The San Rafael Swell is a broad, asymmetric, north-south- to southwest-northeast-trending anticlinal structure, about 120 km long and 60 km wide, which formed due to Laramide compression during the Cretaceous through early Tertiary. Uplift and erosion have made it a showcase of Colorado Plateau geology with a colorful array of sedimentary rocks over 2100 m thick, ranging in age from Permian to Cretaceous, exposed in spectacular cliffs along cuestas, mesas, and deep canyons. The San Rafael Swell serves as a natural laboratory for students, researchers, and industry geologists to study stratigraphy, facies, structure, and outcrop analogs for hydrocarbon reservoirs worldwide. Uranium, oil and gas, carbon dioxide, helium, coal, and industrial minerals are found within the Swell.

The subsurface sedimentary section consists of Cambrian, Devonian, Mississippian, and Pennsylvanian strata overlying Precambrian crystalline basement rocks consisting of schist and granite dated at 1800 Ma. The sedimentary formations and their many members exposed in the San Rafael Swell were deposited in a wide range of environments including eolian, floodplain, fluvial, braided stream, deltaic, paludal, tidal flat, and shallow and restricted marine. Several major unconformities represent significant periods of erosion or non-deposition. Pliocene-age igneous rocks are present in the form of dikes, conduits (vertical volcanic necks and plugs), and sills intruded into exposed Triassic to Cretaceous sedimentary strata.
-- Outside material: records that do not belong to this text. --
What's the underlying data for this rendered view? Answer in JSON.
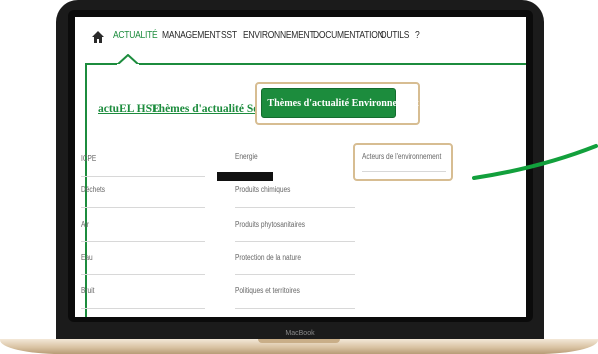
{
  "laptop": {
    "chin_label": "MacBook"
  },
  "nav": {
    "items": [
      {
        "label": "ACTUALITÉ",
        "active": true
      },
      {
        "label": "MANAGEMENT",
        "active": false
      },
      {
        "label": "SST",
        "active": false
      },
      {
        "label": "ENVIRONNEMENT",
        "active": false
      },
      {
        "label": "DOCUMENTATION",
        "active": false
      },
      {
        "label": "OUTILS",
        "active": false
      },
      {
        "label": "?",
        "active": false
      }
    ],
    "home_icon": "home-icon"
  },
  "tabs": {
    "actuel": "actuEL HSE",
    "securite": "Thèmes d'actualité Sécurit",
    "environnement": "Thèmes d'actualité Environnement"
  },
  "themes": {
    "col1": [
      "ICPE",
      "Déchets",
      "Air",
      "Eau",
      "Bruit"
    ],
    "col2": [
      "Energie",
      "Produits chimiques",
      "Produits phytosanitaires",
      "Protection de la nature",
      "Politiques et territoires"
    ],
    "col3": [
      "Acteurs de l'environnement"
    ]
  },
  "colors": {
    "accent": "#1c8c3d",
    "highlight_border": "#d7bd92",
    "pointer_line": "#12a03c"
  }
}
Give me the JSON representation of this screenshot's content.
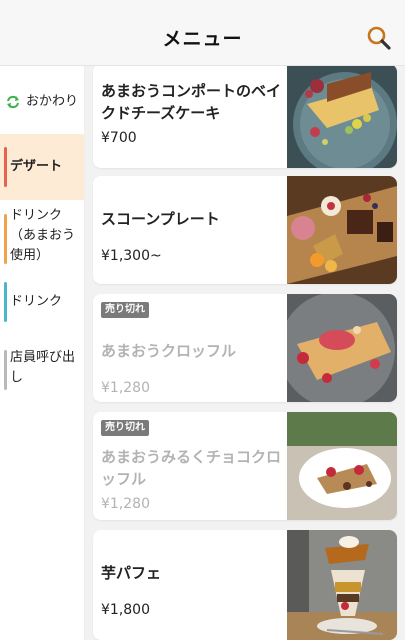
{
  "header": {
    "title": "メニュー",
    "search_icon": "search-icon",
    "accent": "#c8741d"
  },
  "sidebar": {
    "items": [
      {
        "label": "おかわり",
        "icon": "refresh-icon",
        "color": "#3bb34a"
      },
      {
        "label": "デザート",
        "active": true,
        "color": "#e8614c"
      },
      {
        "label": "ドリンク（あまおう使用）",
        "line1": "ドリンク",
        "line2": "（あまおう",
        "line3": "使用）",
        "color": "#f0a34a"
      },
      {
        "label": "ドリンク",
        "color": "#4ab6c9"
      },
      {
        "label": "店員呼び出し",
        "line1": "店員呼び出",
        "line2": "し"
      }
    ]
  },
  "menu": {
    "items": [
      {
        "name_line1": "あまおうコンポートのベイ",
        "name_line2": "クドチーズケーキ",
        "price": "¥700",
        "sold_out": false
      },
      {
        "name_line1": "スコーンプレート",
        "price": "¥1,300~",
        "sold_out": false
      },
      {
        "name_line1": "あまおうクロッフル",
        "price": "¥1,280",
        "sold_out": true,
        "badge": "売り切れ"
      },
      {
        "name_line1": "あまおうみるくチョコクロ",
        "name_line2": "ッフル",
        "price": "¥1,280",
        "sold_out": true,
        "badge": "売り切れ"
      },
      {
        "name_line1": "芋パフェ",
        "price": "¥1,800",
        "sold_out": false
      }
    ]
  }
}
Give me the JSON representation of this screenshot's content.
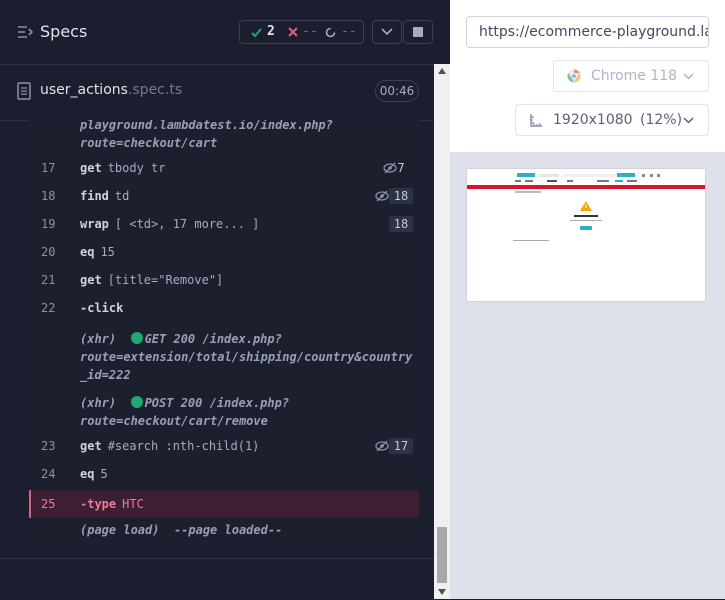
{
  "header": {
    "title": "Specs",
    "passed": "2",
    "failed": "--",
    "pending": "--"
  },
  "spec": {
    "file_name": "user_actions",
    "file_ext": ".spec.ts",
    "duration": "00:46"
  },
  "commands": {
    "top_cut_line1": "playground.lambdatest.io/index.php?",
    "top_cut_line2": "route=checkout/cart",
    "rows": [
      {
        "num": "17",
        "name": "get",
        "msg": "tbody tr",
        "count": "7"
      },
      {
        "num": "18",
        "name": "find",
        "msg": "td",
        "count": "18"
      },
      {
        "num": "19",
        "name": "wrap",
        "msg": "[ <td>, 17 more... ]",
        "count": "18"
      },
      {
        "num": "20",
        "name": "eq",
        "msg": "15"
      },
      {
        "num": "21",
        "name": "get",
        "msg": "[title=\"Remove\"]"
      },
      {
        "num": "22",
        "name": "-click",
        "msg": ""
      },
      {
        "num": "23",
        "name": "get",
        "msg": "#search :nth-child(1)",
        "count": "17"
      },
      {
        "num": "24",
        "name": "eq",
        "msg": "5"
      },
      {
        "num": "25",
        "name": "-type",
        "msg": "HTC"
      }
    ],
    "xhr1": {
      "prefix": "(xhr)",
      "line1": "GET 200 /index.php?",
      "line2": "route=extension/total/shipping/country&country",
      "line3": "_id=222"
    },
    "xhr2": {
      "prefix": "(xhr)",
      "line1": "POST 200 /index.php?",
      "line2": "route=checkout/cart/remove"
    },
    "page_load": {
      "prefix": "(page load)",
      "msg": "--page loaded--"
    }
  },
  "aut": {
    "url": "https://ecommerce-playground.lambdatest.io/index.php?route=checkout/cart",
    "browser": "Chrome 118",
    "viewport": "1920x1080",
    "scale": "(12%)"
  },
  "colors": {
    "pass": "#1fa971",
    "fail": "#e05c80",
    "accent": "#f07a9a"
  }
}
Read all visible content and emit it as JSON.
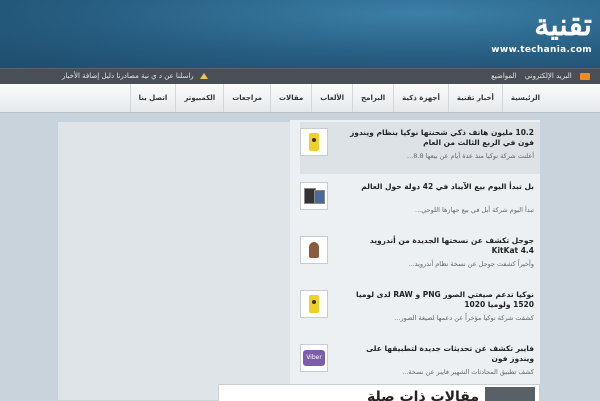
{
  "brand": {
    "logo_text": "تقنية",
    "url": "www.techania.com"
  },
  "topbar": {
    "email": "البريد الإلكتروني",
    "news": "المواضيع",
    "links": "راسلنا عن د ي نية  مصادرنا دليل إضافة الأخبار"
  },
  "nav": {
    "items": [
      "الرئيسية",
      "أخبار تقنية",
      "أجهزة ذكية",
      "البرامج",
      "الألعاب",
      "مقالات",
      "مراجعات",
      "الكمبيوتر",
      "اتصل بنا"
    ]
  },
  "posts": [
    {
      "title": "10.2 مليون هاتف ذكي شحنتها نوكيا بنظام ويندوز فون في الربع الثالث من العام",
      "excerpt": "أعلنت شركة نوكيا منذ عدة أيام عن بيعها 8.8...",
      "thumb": "yellow-phone"
    },
    {
      "title": "بل تبدأ اليوم بيع الآيباد في 42 دولة حول العالم",
      "excerpt": "تبدأ اليوم شركة أبل في بيع جهازها اللوحي...",
      "thumb": "ipad"
    },
    {
      "title": "جوجل تكشف عن نسختها الجديدة من أندرويد KitKat 4.4",
      "excerpt": "وأخيراً كشفت جوجل عن نسخة نظام أندرويد...",
      "thumb": "android"
    },
    {
      "title": "نوكيا تدعم صيغتي الصور PNG و RAW لدى لوميا 1520 ولوميا 1020",
      "excerpt": "كشفت شركة نوكيا مؤخراً عن دعمها لصيغة الصور...",
      "thumb": "yellow-phone"
    },
    {
      "title": "فايبر تكشف عن تحديثات جديدة لتطبيقها على ويندوز فون",
      "excerpt": "كشف تطبيق المحادثات الشهير فايبر عن نسخة...",
      "thumb": "viber"
    }
  ],
  "bottom": {
    "text": "مقالات ذات صلة"
  },
  "colors": {
    "header": "#275e82",
    "topbar": "#4a4f55",
    "rss": "#f08a24"
  }
}
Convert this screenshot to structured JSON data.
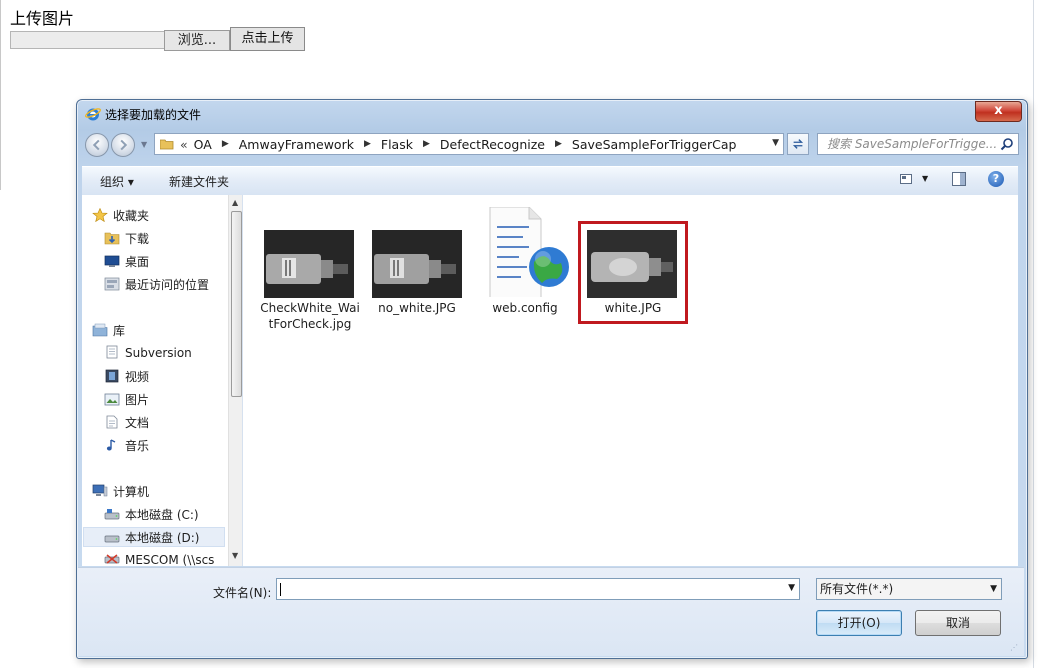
{
  "page": {
    "heading": "上传图片",
    "browse_label": "浏览...",
    "upload_label": "点击上传"
  },
  "dialog": {
    "title": "选择要加载的文件",
    "close_label": "x",
    "breadcrumbs": [
      "OA",
      "AmwayFramework",
      "Flask",
      "DefectRecognize",
      "SaveSampleForTriggerCap"
    ],
    "breadcrumb_prefix": "«",
    "search_placeholder": "搜索 SaveSampleForTrigge...",
    "toolbar": {
      "organize_label": "组织 ▾",
      "new_folder_label": "新建文件夹",
      "help_label": "?"
    },
    "nav": {
      "favorites": {
        "label": "收藏夹",
        "items": [
          "下载",
          "桌面",
          "最近访问的位置"
        ]
      },
      "libraries": {
        "label": "库",
        "items": [
          "Subversion",
          "视频",
          "图片",
          "文档",
          "音乐"
        ]
      },
      "computer": {
        "label": "计算机",
        "items": [
          "本地磁盘 (C:)",
          "本地磁盘 (D:)",
          "MESCOM (\\\\scs"
        ]
      },
      "selected_item": "本地磁盘 (D:)"
    },
    "files": [
      {
        "name": "CheckWhite_WaitForCheck.jpg",
        "kind": "image-thumbnail"
      },
      {
        "name": "no_white.JPG",
        "kind": "image-thumbnail"
      },
      {
        "name": "web.config",
        "kind": "config-file-icon"
      },
      {
        "name": "white.JPG",
        "kind": "image-thumbnail",
        "highlighted": true
      }
    ],
    "filename_label": "文件名(N):",
    "filename_value": "",
    "filetype_value": "所有文件(*.*)",
    "open_label": "打开(O)",
    "cancel_label": "取消"
  },
  "colors": {
    "highlight": "#c0191f",
    "dialog_frame": "#bfd4ec",
    "selection": "#e7eef8"
  }
}
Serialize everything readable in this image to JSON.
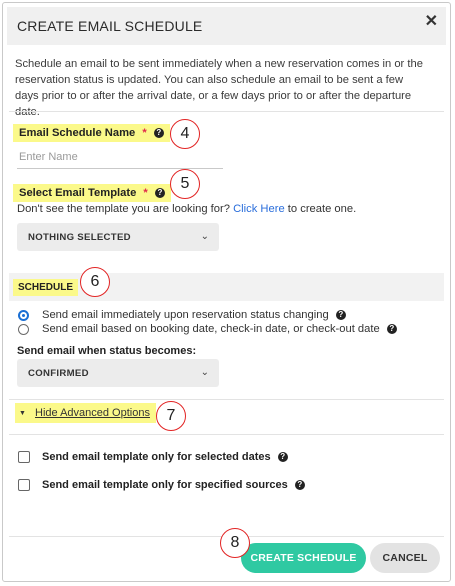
{
  "dialog": {
    "title": "CREATE EMAIL SCHEDULE",
    "close_glyph": "✕",
    "description": "Schedule an email to be sent immediately when a new reservation comes in or the reservation status is updated. You can also schedule an email to be sent a few days prior to or after the arrival date, or a few days prior to or after the departure date."
  },
  "name_field": {
    "label": "Email Schedule Name",
    "required_mark": "*",
    "help_glyph": "?",
    "placeholder": "Enter Name",
    "value": ""
  },
  "template_field": {
    "label": "Select Email Template",
    "required_mark": "*",
    "help_glyph": "?",
    "hint_before": "Don't see the template you are looking for?",
    "hint_link": "Click Here",
    "hint_after": "to create one.",
    "selected": "NOTHING SELECTED",
    "chevron": "⌄"
  },
  "schedule": {
    "heading": "SCHEDULE",
    "options": [
      {
        "label": "Send email immediately upon reservation status changing",
        "checked": true
      },
      {
        "label": "Send email based on booking date, check-in date, or check-out date",
        "checked": false
      }
    ],
    "status_label": "Send email when status becomes:",
    "status_value": "CONFIRMED",
    "chevron": "⌄"
  },
  "advanced": {
    "toggle_glyph": "▼",
    "toggle_label": "Hide Advanced Options",
    "options": [
      {
        "label": "Send email template only for selected dates",
        "checked": false
      },
      {
        "label": "Send email template only for specified sources",
        "checked": false
      }
    ]
  },
  "footer": {
    "create_label": "CREATE SCHEDULE",
    "cancel_label": "CANCEL"
  },
  "callouts": {
    "c4": "4",
    "c5": "5",
    "c6": "6",
    "c7": "7",
    "c8": "8"
  },
  "colors": {
    "highlight": "#fbf98a",
    "primary": "#2fc9a2",
    "radio": "#1a6fd4",
    "callout": "#e22424",
    "required": "#e0284a"
  }
}
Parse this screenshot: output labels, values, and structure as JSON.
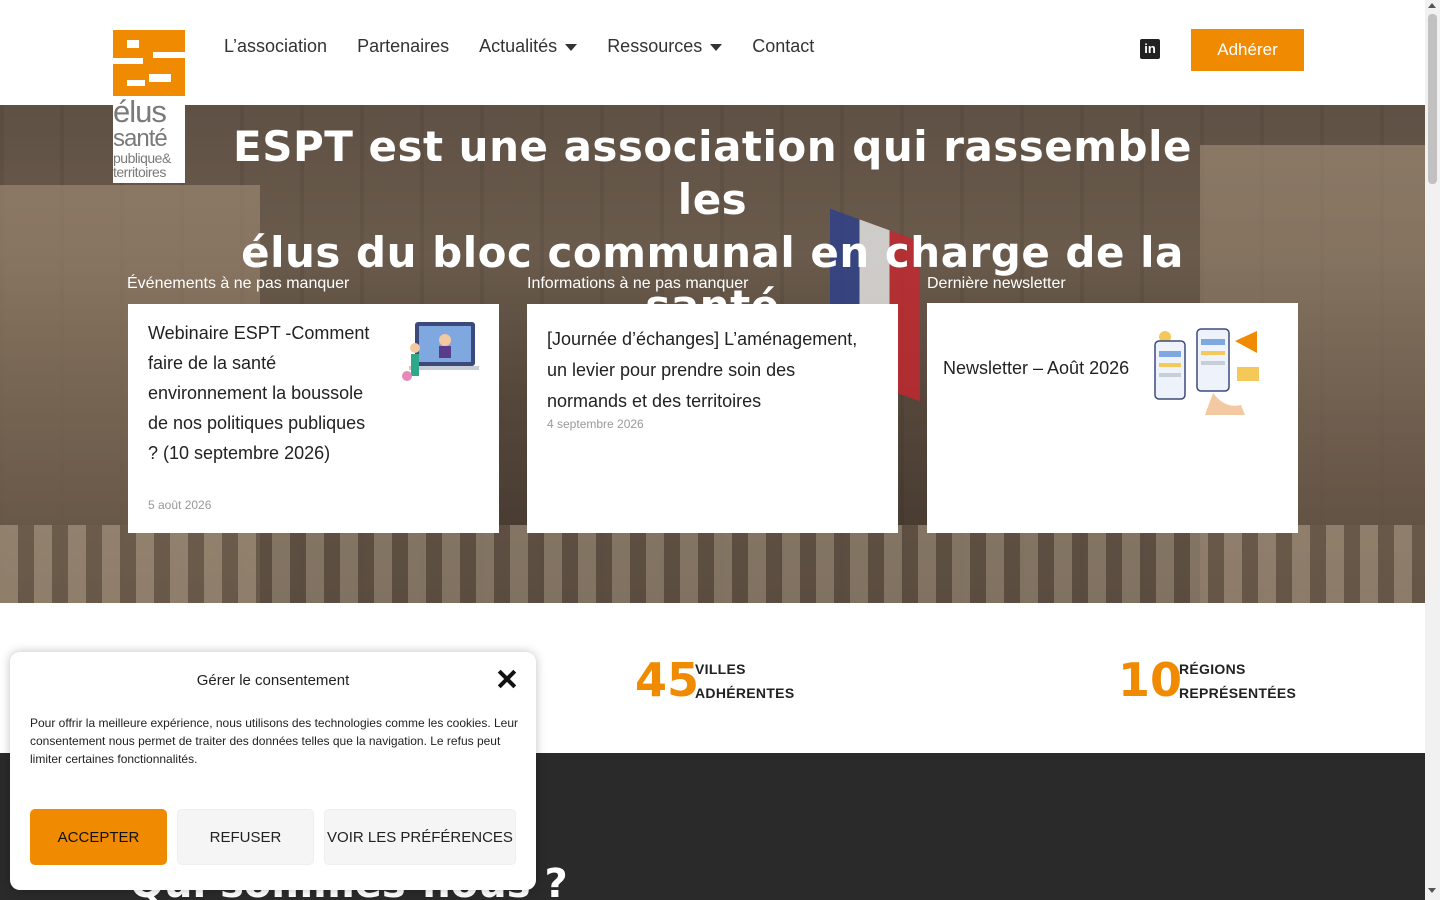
{
  "logo": {
    "line1": "élus",
    "line2": "santé",
    "line3": "publique&",
    "line4": "territoires"
  },
  "nav": {
    "items": [
      {
        "label": "L’association"
      },
      {
        "label": "Partenaires"
      },
      {
        "label": "Actualités"
      },
      {
        "label": "Ressources"
      },
      {
        "label": "Contact"
      }
    ],
    "linkedin_icon": "linkedin-icon",
    "cta": "Adhérer"
  },
  "hero": {
    "title_line1": "ESPT est une association qui rassemble les",
    "title_line2": "élus du bloc communal en charge de la santé",
    "columns": [
      {
        "label": "Événements à ne pas manquer",
        "card_title": "Webinaire ESPT -Comment faire de la santé environnement la boussole de nos politiques publiques ? (10 septembre 2026)",
        "card_date": "5 août 2026"
      },
      {
        "label": "Informations à ne pas manquer",
        "card_title": "[Journée d’échanges] L’aménagement, un levier pour prendre soin des normands et des territoires",
        "card_date": "4 septembre 2026"
      },
      {
        "label": "Dernière newsletter",
        "card_title": "Newsletter – Août 2026"
      }
    ]
  },
  "stats": [
    {
      "number": "45",
      "label1": "VILLES",
      "label2": "ADHÉRENTES"
    },
    {
      "number": "10",
      "label1": "RÉGIONS",
      "label2": "REPRÉSENTÉES"
    }
  ],
  "section": {
    "title": "Qui sommes-nous ?"
  },
  "consent": {
    "title": "Gérer le consentement",
    "text": "Pour offrir la meilleure expérience, nous utilisons des technologies comme les cookies. Leur consentement nous permet de traiter des données telles que la navigation. Le refus peut limiter certaines fonctionnalités.",
    "accept": "ACCEPTER",
    "refuse": "REFUSER",
    "preferences": "VOIR LES PRÉFÉRENCES"
  },
  "colors": {
    "accent": "#f08a00",
    "dark": "#2a2a2a"
  }
}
The rocks in the San Rafael Swell have been folded, faulted, jointed, fractured, and uplifted. The major uplift and deformation of the Swell was likely controlled by a large, blind, basement-involved reverse fault (up on the west side) bounding the east flank of the structure. Small to large subsidiary anticlines and synclines are found north to south along the uplift. Three sets of high-angle normal faults are mapped on the surface: (1) northwest-southeast striking, (2) east-west striking, and (3) north-south to northeast-southwest striking. Two styles of reverse faulting are also identified in the Swell: (1) west-directed, blind reverse faults on the east flank, and (2) east-directed, ramp-style thrusting. Sandstone beds are quartz rich and brittle, and when folded or bent produce prominent joints and fractures.